Turning back to Gallup, another study found that there is a trickle-down effect of employee engagement, known as a "mediation effect," which suggests that engagement cascades down from senior levels to the frontline.
- Managers led by highly engaged executive teams are 39% more likely to be engaged than managers who are led by disengaged executive teams.
- Frontline employees led by highly engaged managers are 59% more likely to be engaged than those with less engaged managers.
How does this influence work? Leaders create experiences that foster beliefs among employees. Those beliefs determine what people choose to do and not do; how to show up in a staff meeting; what level of effort and ownership they'll demonstrate and how to interact with supervisors and direct reports.
When a leader models the behavior they want their people to demonstrate, people tend to follow suit--whether positive or negative. If a leader rules with an iron first, regardless of the short-term results this approach brings, it could lead to a toxic work environment, resulting in poor engagement at multiple levels.
If a leader leads with purpose, integrity, and accountability, people will experience this, inviting the right mindset and behaviors that flow from that thinking.
Modeling in this way is leading by example and creates expectations for others to follow.
Manage Culture to Fuel Engagement
We'd like to propose three tips for leaders to help shape culture and, ultimately, fuel engagement.
1. Model the Right Culture
Start by asking yourself: "What type of team and company culture engages me?" "What type of leader do I want to follow?" and "What is it about that leader's style that draws me in?"
Write down your thoughts and determine how and where you'll demonstrate those same traits.
2. Clarify Purpose at All Levels
Help your people understand the purpose of the organization, the team, and their own connection to the business results of the company by using tools such as storytelling and recognition to reinforce how the right actions impact company performance.
Water what you want to grow!
3. Make Feedback Real
Create a feedback-rich culture by inviting feedback that flows both up and down. Ask for feedback every day; even from people you normally wouldn't ask. Demonstrate that you want honesty through your own example of open and candid feedback exchanges.

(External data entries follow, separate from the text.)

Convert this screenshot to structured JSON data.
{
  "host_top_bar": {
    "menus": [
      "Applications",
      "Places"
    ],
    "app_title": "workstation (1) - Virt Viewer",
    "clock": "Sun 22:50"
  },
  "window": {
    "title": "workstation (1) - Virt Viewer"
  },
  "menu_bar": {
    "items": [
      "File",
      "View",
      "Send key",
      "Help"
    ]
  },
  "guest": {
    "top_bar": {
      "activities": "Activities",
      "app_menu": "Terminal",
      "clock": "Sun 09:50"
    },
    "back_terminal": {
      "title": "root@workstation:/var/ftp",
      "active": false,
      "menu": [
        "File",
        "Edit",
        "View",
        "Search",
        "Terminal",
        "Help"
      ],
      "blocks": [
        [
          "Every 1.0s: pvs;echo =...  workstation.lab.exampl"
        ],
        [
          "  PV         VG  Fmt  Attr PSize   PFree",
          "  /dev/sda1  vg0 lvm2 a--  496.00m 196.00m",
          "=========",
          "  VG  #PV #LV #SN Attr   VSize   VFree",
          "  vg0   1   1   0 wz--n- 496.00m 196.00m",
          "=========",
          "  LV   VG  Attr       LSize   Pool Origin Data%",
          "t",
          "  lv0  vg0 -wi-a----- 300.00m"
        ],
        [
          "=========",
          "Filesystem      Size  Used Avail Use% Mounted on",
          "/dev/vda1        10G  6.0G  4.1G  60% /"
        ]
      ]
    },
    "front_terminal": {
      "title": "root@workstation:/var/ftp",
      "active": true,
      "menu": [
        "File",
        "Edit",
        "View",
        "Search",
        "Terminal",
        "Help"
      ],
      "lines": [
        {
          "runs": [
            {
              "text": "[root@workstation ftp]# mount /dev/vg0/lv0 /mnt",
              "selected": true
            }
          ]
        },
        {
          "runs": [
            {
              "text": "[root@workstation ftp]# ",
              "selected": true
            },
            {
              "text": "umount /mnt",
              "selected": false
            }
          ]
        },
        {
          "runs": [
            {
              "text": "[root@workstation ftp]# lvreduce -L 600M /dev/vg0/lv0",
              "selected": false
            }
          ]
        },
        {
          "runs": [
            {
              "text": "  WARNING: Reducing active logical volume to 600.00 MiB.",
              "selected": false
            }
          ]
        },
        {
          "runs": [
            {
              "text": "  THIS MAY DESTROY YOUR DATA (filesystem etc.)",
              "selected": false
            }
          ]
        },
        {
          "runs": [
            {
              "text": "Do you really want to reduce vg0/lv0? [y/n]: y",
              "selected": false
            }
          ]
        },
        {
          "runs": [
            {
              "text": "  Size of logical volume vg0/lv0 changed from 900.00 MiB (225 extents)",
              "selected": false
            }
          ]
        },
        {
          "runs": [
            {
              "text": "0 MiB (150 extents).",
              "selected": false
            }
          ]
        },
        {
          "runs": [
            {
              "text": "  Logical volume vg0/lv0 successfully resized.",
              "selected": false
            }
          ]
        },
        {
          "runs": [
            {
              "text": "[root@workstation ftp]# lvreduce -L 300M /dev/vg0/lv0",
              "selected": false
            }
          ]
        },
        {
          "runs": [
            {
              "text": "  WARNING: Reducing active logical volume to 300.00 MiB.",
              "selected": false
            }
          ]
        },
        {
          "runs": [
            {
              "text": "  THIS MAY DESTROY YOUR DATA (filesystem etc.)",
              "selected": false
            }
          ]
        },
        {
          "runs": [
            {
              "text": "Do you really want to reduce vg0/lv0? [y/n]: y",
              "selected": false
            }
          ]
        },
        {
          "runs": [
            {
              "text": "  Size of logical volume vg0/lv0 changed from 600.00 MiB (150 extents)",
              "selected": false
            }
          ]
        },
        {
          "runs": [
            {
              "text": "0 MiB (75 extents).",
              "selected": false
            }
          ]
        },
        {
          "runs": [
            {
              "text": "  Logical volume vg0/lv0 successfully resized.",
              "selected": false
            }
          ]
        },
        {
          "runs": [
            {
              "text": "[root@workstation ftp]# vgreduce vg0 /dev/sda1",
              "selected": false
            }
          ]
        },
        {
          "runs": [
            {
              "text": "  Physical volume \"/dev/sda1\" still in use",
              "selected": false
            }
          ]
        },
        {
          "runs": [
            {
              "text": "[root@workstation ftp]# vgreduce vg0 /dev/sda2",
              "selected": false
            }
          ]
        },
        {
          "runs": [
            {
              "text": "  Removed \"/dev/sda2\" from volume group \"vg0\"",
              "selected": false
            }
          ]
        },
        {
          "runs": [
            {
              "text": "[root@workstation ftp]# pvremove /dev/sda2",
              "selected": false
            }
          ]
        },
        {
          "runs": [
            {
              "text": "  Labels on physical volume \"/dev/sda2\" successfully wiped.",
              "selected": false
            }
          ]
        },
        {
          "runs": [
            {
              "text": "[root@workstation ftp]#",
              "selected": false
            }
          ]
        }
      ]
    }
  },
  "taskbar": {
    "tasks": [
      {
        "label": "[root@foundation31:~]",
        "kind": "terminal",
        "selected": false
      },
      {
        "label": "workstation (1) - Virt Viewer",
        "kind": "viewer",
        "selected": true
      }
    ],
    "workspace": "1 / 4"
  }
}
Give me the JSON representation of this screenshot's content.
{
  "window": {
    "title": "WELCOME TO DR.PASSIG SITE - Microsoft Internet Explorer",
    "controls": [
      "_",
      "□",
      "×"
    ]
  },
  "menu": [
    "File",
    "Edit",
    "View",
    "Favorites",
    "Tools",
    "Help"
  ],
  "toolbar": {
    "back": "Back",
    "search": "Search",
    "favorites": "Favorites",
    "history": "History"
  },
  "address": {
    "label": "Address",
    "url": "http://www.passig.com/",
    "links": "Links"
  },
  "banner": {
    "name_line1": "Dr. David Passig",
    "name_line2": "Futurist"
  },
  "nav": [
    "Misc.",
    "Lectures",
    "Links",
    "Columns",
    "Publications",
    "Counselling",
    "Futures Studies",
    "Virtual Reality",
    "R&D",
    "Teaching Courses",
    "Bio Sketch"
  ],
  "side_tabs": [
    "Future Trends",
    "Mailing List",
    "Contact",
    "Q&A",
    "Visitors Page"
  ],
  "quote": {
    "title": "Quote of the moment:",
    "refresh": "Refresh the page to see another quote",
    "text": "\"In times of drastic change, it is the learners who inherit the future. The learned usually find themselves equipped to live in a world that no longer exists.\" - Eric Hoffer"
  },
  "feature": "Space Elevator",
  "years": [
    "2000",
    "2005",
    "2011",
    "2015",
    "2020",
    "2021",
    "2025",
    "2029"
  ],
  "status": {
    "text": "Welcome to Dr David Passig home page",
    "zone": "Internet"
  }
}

Every person in an organization impacts engagement, but it's culture that truly fuels engagement, and culture is shaped by you and leaders at every level. By shaping the culture you want through modeling, purpose, and feedback, you'll increase engagement and fuel your company engine to accelerated performance.